I do not think't. Laer. Aside. And yet 'tis almost 'gainst my conscience.
Till by some elder masters, of known honour,
Ham. Come, for the third, Laertes. You but dally;
I have a voice and precedent of peace,
To keep my name ungor'd. But till that time, I pray you, pass with your best violence.
Let my disclaiming from a purpos'd evil
I stand aloof, and will no reconcilement,
Come, one for me. 270 Ham. I'll be your foil, Laertes; in mine ignorance
Your skill shall, like a star i' the darkest night,
You mock me, sir.
Ham. No, by this hand.
You know the wager?
all a length?
cups; And let the kettle to the trumpet speak, The trumpet to the cannoneer without, The cannons to the heavens, the heavens to earth, 'Now the king drinks to Hamlet!' Come, begin; And you, the judges, bear a wary eye.
Ham. Come on, sir.
Come, my lord.
Osr. A hit, a very palpable hit.
give me drink.

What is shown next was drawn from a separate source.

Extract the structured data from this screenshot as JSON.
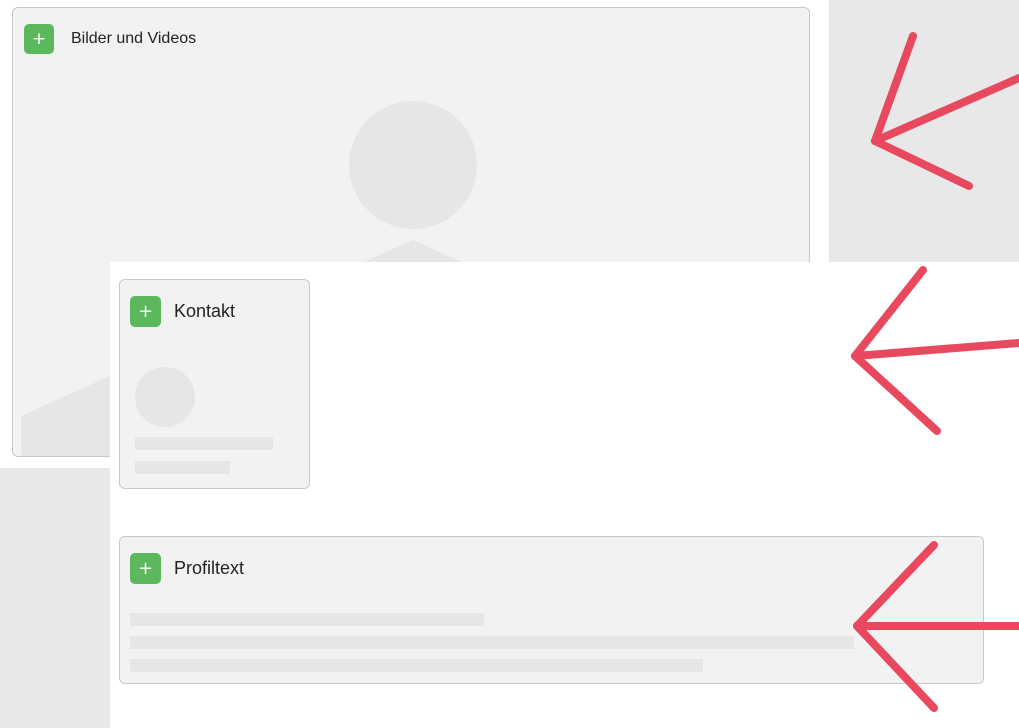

Here's to thy health. Give him the cup.
The drink, the drink! I am poison'd.
Ham. O villany! Ho! let the door be lock'd:
No medicine in the world can do thee good; s
Then, venom, to thy work.

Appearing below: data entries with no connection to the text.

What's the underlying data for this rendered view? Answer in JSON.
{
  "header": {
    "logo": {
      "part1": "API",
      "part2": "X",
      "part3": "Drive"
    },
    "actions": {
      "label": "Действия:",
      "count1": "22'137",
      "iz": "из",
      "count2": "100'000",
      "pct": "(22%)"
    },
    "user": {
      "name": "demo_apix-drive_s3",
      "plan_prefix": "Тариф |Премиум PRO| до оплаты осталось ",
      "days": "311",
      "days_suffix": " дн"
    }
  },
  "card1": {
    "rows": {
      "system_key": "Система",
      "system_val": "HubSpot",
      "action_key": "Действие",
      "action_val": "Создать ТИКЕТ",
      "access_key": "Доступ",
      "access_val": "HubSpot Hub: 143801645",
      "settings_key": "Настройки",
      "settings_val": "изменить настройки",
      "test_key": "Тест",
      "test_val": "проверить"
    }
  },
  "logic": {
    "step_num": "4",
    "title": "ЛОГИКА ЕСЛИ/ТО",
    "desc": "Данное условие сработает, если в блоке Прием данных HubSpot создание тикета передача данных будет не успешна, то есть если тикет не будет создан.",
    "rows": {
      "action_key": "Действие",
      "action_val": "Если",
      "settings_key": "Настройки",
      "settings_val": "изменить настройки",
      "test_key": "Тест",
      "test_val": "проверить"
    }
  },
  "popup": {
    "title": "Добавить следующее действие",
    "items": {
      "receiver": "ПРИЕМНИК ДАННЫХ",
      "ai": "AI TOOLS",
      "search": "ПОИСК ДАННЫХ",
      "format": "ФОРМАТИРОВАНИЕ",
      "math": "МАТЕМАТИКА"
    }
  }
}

Stabs the KING.
All. Treason! treason!
King. O yet defend me, friends; I am but hurt.
Ham. Here, thou incestuous, murderous, damned Dane,
Drink off this potion; is thy union here ?
I am dead, Horatio. Wretched queen, adieu !
As thou 'rt a man, Give me the cup: let go; by heaven, I'll have 't. O God! Horatio, what a wounded name, 360 Things standing thus unknown, shall live behind me.
If thou didst ever hold me in thy heart,
March afar off, and shout within. What war-like noise is this? Osr. Young Fortinbras, with conquest come from Poland,
To the ambassadors of England gives
O! I die, Horatio;
That Rosencrantz and Guildenstern are dead.
Are here arriv'd, give order that these bodies
Of carnal, bloody, and unnatural acts,
Let us haste to hear it, And call the noblest to the audience. For me, with sorrow I embrace my fortune; I have some rights of memory in this kingdom, Which now to claim my vantage doth invite me.
Hor. Of that I shall have also cause to speak, And from his mouth whose voice will draw on